### REQUIRED WORK
List each line of the data that holds the word "value".
........
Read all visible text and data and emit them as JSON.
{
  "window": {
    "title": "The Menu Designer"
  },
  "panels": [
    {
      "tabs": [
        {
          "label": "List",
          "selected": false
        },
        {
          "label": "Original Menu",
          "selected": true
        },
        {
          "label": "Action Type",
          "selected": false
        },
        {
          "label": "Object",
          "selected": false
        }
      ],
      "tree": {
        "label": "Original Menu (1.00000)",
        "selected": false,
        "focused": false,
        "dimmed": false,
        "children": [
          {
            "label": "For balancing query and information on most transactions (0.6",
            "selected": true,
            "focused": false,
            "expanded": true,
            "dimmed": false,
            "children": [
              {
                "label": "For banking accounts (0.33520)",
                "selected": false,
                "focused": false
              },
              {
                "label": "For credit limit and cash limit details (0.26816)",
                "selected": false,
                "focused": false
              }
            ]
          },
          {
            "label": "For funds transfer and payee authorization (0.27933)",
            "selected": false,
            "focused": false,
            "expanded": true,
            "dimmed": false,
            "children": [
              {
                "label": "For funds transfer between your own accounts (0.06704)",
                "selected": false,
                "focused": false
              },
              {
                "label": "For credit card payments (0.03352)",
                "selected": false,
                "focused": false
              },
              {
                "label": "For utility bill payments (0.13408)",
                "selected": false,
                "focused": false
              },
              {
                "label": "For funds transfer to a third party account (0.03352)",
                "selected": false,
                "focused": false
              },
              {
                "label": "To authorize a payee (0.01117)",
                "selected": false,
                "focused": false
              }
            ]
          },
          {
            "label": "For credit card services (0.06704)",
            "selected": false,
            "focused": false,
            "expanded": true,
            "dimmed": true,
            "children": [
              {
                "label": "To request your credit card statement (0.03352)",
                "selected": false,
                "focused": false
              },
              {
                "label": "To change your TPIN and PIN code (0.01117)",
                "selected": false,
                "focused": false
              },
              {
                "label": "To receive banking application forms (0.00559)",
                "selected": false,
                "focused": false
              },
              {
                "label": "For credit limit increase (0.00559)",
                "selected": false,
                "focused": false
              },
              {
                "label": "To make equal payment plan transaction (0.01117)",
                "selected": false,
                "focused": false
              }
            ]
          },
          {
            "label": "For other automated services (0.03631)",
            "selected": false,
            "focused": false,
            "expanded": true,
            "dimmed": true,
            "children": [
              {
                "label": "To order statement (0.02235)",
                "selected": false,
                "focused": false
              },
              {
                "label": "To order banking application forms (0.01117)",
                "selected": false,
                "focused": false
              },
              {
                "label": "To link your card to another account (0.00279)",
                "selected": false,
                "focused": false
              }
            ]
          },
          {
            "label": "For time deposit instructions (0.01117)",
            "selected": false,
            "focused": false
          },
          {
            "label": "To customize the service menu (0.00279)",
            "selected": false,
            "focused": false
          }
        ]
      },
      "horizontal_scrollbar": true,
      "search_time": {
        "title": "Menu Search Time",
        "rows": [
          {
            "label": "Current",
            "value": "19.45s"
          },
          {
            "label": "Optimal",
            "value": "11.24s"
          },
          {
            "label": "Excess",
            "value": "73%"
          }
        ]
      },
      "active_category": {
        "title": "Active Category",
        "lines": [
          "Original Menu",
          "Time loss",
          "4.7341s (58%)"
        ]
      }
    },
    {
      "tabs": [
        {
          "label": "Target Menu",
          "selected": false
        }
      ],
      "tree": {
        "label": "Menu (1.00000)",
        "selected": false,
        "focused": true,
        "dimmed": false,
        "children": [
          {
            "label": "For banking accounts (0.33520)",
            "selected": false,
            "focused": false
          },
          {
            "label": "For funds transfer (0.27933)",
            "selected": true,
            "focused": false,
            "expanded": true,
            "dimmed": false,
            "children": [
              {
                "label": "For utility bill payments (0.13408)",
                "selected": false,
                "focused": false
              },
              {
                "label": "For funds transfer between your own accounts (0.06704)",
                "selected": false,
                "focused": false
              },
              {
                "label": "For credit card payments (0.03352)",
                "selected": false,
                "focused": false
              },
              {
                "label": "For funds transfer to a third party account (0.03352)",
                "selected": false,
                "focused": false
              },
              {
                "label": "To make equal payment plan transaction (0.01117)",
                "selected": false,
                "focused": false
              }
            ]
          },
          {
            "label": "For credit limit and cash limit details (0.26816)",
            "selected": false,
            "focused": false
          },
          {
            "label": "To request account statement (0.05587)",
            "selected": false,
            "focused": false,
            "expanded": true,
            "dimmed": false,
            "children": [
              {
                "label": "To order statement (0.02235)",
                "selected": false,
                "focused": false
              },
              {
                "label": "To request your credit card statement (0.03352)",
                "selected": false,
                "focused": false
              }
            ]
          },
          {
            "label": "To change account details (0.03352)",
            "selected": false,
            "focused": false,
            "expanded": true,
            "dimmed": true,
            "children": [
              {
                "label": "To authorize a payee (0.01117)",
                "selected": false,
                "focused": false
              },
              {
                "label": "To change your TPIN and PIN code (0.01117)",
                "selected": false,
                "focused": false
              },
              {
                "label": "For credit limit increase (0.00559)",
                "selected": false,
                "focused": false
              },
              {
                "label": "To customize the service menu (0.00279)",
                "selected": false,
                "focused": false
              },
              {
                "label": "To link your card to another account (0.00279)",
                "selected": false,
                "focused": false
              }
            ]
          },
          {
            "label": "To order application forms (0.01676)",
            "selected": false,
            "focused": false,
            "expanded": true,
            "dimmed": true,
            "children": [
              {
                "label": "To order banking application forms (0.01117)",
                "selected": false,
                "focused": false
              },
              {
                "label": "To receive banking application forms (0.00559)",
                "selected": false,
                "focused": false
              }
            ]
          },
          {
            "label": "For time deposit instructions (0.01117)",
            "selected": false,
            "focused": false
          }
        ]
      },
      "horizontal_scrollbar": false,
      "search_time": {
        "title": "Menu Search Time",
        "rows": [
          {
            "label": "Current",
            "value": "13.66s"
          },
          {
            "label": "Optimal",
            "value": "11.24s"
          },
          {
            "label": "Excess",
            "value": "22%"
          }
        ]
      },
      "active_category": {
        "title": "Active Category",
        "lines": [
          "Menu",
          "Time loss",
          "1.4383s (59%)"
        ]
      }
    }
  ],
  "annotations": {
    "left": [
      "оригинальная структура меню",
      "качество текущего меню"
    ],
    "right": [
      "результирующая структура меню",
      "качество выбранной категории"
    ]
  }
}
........
### SOLUTION TO THIS TASK
            "value": "19.45s"
            "value": "11.24s"
            "value": "73%"
            "value": "13.66s"
            "value": "11.24s"
            "value": "22%"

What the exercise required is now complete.